Welcome Back to Lady Things. Let's talk about vegans being vegans this week, shall we?

Last month Willamette Week published a letter from a passionate animal rights activist who was critical of an earlier article that celebrated the return of fur as a fashion trend. In the December 18th article "Actually, Fur is Bad and Shame on People Promoting It As A Cool New Trend", Dani Rukin wrote "Right now, the U.S. Administration has determined that certain immigrants, many desperately fleeing unimaginable violence in their country-or-origin, are 'invasive. Is that the kind of world we want to live in?"

Then earlier this month, inspired by the demonstration in front of the Willamette Week offices, animal rights activists staged a protest in front of Will Leathers, the storefront for a family-owned business based out of Eugene. They picked the store because of the foot traffic, even though their protest seemed to have no impact on business whatsoever.

Now, I love animals and agree that floor-length fur coats sold out of high-end boutiques or whatever are really not cool. I was ruined for days after watching that video of the elephant who cried while being rescued from chains and taken to a sanctuary. Seriously, I'm not going to even link to it because it'll just make me upset all over again. You can Google it if like, you really need to see a crying elephant because it'll somehow make your day better. Be my guest.

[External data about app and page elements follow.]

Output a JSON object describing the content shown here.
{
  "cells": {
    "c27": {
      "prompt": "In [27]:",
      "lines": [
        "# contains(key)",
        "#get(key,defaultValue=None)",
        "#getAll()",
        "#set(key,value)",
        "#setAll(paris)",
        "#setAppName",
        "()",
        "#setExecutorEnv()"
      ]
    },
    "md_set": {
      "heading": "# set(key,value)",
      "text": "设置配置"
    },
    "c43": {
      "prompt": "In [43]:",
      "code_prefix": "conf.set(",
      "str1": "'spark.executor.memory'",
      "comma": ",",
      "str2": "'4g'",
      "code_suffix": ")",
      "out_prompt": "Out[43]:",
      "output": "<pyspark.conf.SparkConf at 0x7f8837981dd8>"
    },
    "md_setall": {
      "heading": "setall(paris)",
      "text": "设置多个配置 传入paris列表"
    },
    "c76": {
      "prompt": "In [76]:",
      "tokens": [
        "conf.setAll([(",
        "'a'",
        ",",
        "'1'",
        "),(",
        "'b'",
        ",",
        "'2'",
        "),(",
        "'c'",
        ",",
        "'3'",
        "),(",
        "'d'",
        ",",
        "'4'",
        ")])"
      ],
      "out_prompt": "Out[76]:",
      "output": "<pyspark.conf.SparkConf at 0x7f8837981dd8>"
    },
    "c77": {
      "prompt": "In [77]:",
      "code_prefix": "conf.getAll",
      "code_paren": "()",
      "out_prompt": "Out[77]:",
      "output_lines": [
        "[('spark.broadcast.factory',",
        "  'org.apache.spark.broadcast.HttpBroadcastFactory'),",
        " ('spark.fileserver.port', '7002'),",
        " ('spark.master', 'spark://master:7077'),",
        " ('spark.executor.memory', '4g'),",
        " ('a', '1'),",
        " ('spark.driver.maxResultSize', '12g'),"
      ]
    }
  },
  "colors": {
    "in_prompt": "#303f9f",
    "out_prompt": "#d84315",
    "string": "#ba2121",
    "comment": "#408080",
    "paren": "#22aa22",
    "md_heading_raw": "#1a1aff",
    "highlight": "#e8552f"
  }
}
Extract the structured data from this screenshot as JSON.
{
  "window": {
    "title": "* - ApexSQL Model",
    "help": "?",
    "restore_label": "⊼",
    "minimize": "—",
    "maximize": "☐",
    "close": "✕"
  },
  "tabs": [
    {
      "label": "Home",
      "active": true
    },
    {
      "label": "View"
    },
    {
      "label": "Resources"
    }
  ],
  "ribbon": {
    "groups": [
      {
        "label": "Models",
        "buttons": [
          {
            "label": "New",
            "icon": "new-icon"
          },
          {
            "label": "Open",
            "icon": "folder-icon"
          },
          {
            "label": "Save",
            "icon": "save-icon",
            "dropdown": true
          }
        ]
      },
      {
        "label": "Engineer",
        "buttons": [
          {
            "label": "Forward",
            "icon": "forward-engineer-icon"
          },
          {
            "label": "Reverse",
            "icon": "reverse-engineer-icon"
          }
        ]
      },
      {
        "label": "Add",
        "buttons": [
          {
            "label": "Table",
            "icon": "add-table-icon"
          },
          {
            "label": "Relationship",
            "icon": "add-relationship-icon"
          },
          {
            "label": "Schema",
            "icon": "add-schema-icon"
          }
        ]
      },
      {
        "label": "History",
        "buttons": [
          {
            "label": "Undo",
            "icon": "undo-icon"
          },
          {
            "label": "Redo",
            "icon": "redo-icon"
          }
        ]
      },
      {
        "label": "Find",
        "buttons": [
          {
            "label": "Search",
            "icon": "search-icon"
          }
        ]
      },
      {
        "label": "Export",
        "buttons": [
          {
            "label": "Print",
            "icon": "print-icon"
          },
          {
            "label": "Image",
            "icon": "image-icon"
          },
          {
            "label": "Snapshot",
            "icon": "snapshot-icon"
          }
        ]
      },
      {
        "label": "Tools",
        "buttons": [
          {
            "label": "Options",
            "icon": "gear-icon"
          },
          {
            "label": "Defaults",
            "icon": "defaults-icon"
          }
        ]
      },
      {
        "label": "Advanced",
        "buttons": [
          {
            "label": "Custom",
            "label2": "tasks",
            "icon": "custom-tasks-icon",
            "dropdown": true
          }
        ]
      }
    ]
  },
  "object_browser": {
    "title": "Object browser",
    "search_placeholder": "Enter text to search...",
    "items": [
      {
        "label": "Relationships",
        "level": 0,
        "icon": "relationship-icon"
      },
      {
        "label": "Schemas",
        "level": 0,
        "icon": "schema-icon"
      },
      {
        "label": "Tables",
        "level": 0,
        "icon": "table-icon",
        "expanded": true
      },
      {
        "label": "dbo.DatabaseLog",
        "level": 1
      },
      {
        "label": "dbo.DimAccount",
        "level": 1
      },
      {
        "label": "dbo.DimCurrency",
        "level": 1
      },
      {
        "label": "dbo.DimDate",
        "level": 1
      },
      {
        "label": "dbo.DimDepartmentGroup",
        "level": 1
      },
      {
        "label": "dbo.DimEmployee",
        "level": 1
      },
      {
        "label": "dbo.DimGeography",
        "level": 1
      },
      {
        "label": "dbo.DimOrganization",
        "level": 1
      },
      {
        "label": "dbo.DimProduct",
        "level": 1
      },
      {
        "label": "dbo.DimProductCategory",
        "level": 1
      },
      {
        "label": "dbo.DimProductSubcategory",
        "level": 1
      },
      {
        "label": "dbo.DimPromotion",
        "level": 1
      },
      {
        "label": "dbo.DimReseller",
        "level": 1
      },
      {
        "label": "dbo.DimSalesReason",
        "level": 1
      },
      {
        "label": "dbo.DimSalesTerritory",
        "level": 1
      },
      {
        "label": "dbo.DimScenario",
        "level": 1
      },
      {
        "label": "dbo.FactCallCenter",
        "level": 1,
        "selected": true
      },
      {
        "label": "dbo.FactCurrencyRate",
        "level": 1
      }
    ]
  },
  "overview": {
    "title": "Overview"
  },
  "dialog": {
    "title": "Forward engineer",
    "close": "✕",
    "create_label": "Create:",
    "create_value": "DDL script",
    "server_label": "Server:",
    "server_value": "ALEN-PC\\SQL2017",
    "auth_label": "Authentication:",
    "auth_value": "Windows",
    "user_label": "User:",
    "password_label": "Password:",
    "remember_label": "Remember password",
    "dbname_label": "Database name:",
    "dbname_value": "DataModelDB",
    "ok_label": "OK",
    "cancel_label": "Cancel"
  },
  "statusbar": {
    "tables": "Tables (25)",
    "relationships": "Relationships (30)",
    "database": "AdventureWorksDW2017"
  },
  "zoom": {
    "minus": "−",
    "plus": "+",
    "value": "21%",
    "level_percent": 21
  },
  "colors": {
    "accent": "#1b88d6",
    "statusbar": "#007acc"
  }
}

It's just that you lose me when you start comparing the plight of animals to that of immigrants and other human rights abuses in an attempt to gain support for the better treatment of animals. Showing the suffering of animals alongside that of humans is a tactic used throughout the animals rights movement, and it's not uncommon to see memes depicting pigs hanging from meat hooks next to photos of black people being lynched, for example.

Not only is it shitty to compare humans to animals in this way, this does nothing for the humans whose suffering is being used as a rhetorical ploy. I saw a discussion about this on Facebook a while back where Chincanx community activist Carlos Covarrubias pointed out that the only thing this tactic achieves at best is improving conditions for animals. I couldn't find the original post, so I reached out to him about it.

"I'll reiterate," he wrote back, "that animal rights don't trickle down to human rights. That is some white folk logic if I've ever heard it."

This is a crucial point to make in regards to the animal rights movement, which oftentimes finds itself at odds with immigrants and other people of color. PETA applauded Sheriff Joe Arpaio for serving vegan food in his infamous tent prison, and prescriptivist attitudes about diet and nutrition have deep racist and classist implications. Activists in Canada have also had issues with Native peoples in regards to seal hunting, resulting in decades-long a clash over Indigenous food traditions.

So remember, it's okay if you want to be an advocate for animals, that's very noble, but using immigrants and other marginalized groups as rhetorical fodder is really not cool. There are ways to advocate for a more just world for both humans and animals without resorting to sensationalist rhetoric. Just think of it as ethically sourcing your activism, or something.

That's it for this week, thanks for stopping by.